» Instructions to follow
The lines you return must be all those in the data that hold the string "this".

[Saved entries]
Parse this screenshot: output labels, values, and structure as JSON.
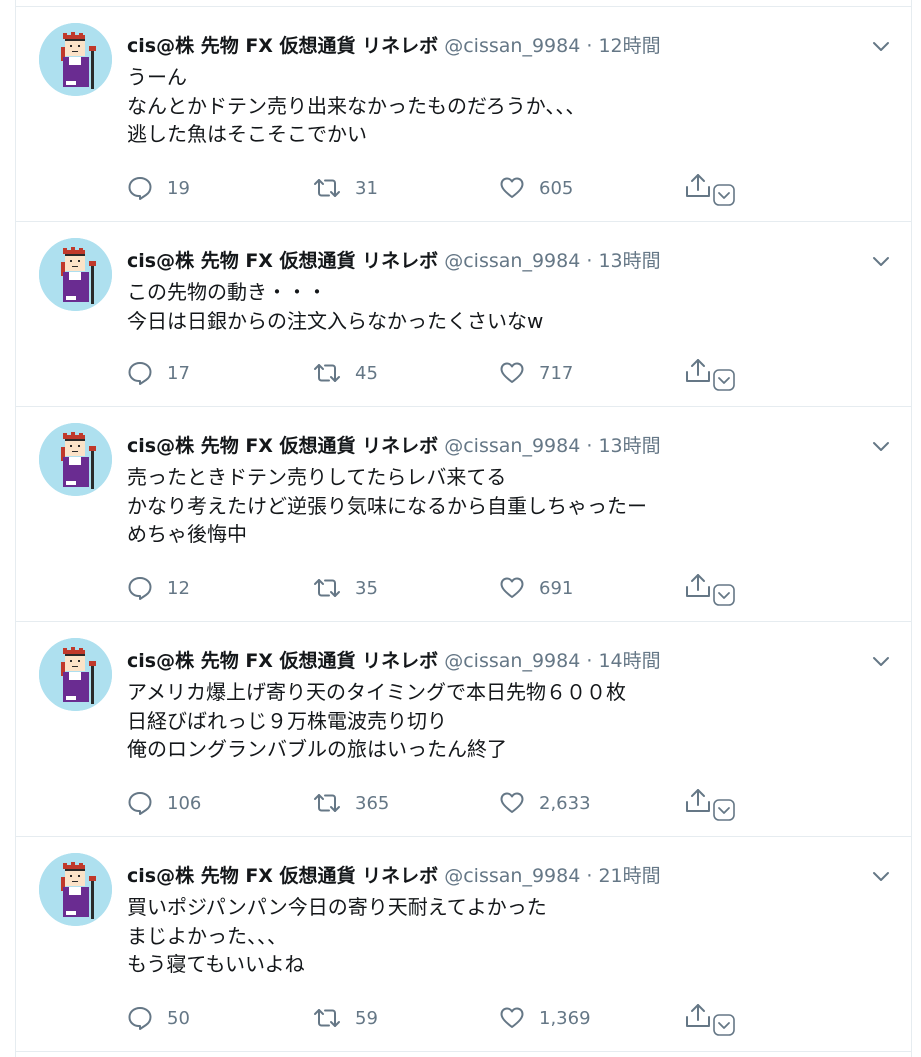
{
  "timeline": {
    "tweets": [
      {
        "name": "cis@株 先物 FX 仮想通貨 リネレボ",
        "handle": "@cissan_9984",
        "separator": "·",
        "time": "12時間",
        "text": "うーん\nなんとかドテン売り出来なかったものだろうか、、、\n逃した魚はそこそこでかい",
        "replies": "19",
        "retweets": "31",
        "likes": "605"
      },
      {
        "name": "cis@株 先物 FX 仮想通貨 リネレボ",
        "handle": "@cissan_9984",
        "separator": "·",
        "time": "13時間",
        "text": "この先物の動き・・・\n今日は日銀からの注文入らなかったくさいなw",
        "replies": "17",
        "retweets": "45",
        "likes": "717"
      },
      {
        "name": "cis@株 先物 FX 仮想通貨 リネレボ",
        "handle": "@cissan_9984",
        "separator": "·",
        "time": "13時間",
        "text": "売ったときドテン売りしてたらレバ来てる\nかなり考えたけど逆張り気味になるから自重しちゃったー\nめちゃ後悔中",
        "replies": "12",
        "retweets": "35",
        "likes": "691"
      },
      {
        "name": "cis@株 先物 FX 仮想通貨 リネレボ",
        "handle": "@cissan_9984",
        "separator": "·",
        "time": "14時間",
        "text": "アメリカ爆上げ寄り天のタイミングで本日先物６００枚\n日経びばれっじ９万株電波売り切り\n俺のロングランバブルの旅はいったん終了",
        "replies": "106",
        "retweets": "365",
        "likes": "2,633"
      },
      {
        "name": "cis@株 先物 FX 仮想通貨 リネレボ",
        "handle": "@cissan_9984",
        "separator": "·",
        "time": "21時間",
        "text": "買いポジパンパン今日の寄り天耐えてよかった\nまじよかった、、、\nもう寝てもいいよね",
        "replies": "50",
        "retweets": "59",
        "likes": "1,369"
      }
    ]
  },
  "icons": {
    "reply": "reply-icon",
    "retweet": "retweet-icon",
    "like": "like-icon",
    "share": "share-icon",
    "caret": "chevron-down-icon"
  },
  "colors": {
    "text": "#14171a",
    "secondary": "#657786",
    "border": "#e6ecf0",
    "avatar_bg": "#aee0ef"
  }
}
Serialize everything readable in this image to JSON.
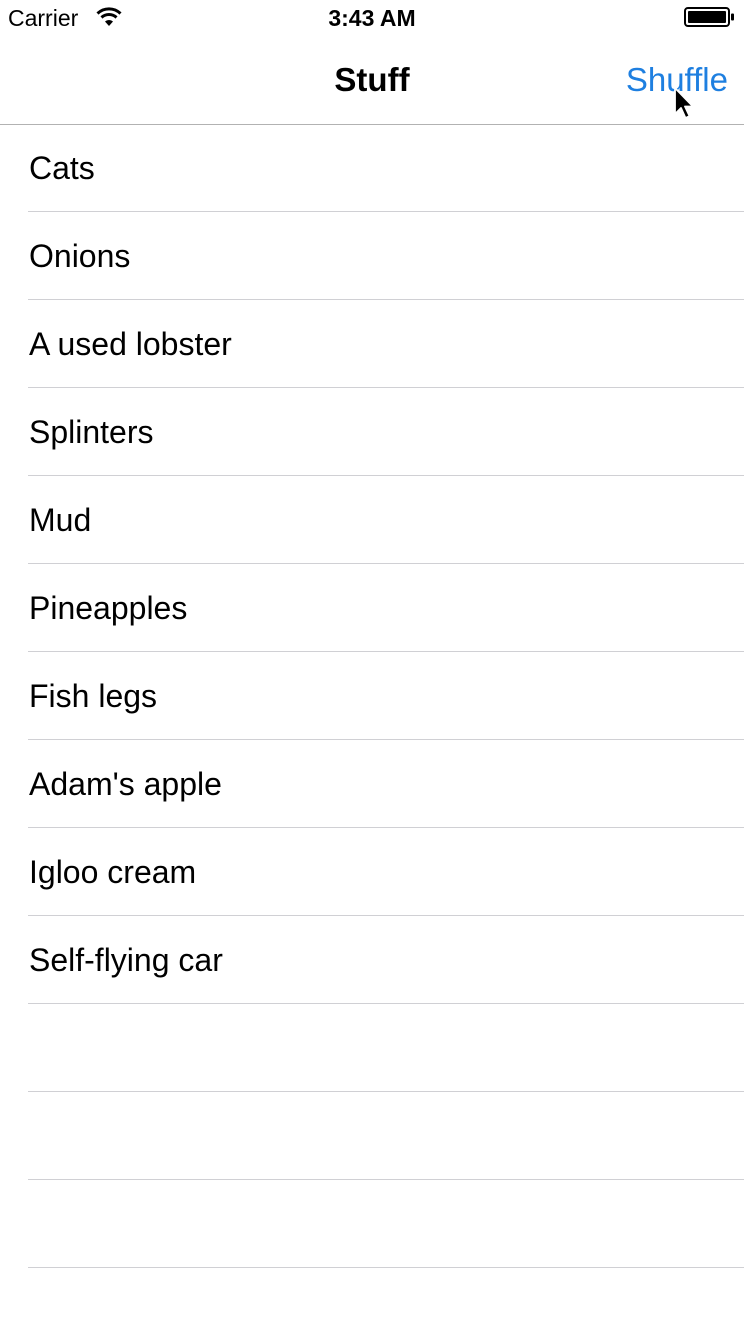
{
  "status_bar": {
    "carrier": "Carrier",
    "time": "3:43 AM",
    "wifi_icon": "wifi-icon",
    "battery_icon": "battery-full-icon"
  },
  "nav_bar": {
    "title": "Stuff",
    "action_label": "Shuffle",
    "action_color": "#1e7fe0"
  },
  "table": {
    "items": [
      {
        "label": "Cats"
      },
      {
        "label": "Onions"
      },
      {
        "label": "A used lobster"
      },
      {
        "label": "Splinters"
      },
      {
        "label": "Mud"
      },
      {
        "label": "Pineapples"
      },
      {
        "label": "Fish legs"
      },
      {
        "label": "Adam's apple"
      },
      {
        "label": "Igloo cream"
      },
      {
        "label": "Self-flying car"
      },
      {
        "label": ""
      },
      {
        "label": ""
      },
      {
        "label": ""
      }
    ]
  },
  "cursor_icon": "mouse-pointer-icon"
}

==

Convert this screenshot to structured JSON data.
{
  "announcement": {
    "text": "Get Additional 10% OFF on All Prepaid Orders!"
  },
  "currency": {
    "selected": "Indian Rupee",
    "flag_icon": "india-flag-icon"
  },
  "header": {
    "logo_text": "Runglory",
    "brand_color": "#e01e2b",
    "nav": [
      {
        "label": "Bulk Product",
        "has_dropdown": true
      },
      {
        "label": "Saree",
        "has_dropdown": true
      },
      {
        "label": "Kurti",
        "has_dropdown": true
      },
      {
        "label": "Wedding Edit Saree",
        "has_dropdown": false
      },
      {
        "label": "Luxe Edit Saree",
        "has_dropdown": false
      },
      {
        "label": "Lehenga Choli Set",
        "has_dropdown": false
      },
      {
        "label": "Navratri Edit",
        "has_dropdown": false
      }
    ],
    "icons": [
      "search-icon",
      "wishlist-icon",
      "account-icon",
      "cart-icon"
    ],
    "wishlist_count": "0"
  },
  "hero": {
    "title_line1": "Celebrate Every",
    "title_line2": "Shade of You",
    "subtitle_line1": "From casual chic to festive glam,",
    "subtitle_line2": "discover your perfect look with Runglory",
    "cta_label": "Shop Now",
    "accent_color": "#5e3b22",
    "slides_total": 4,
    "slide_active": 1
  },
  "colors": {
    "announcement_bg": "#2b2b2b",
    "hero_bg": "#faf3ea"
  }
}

» Your response
Parse this screenshot: output labels, values, and structure as JSON.
Serialize everything readable in this image to JSON.
Convert this screenshot to structured JSON data.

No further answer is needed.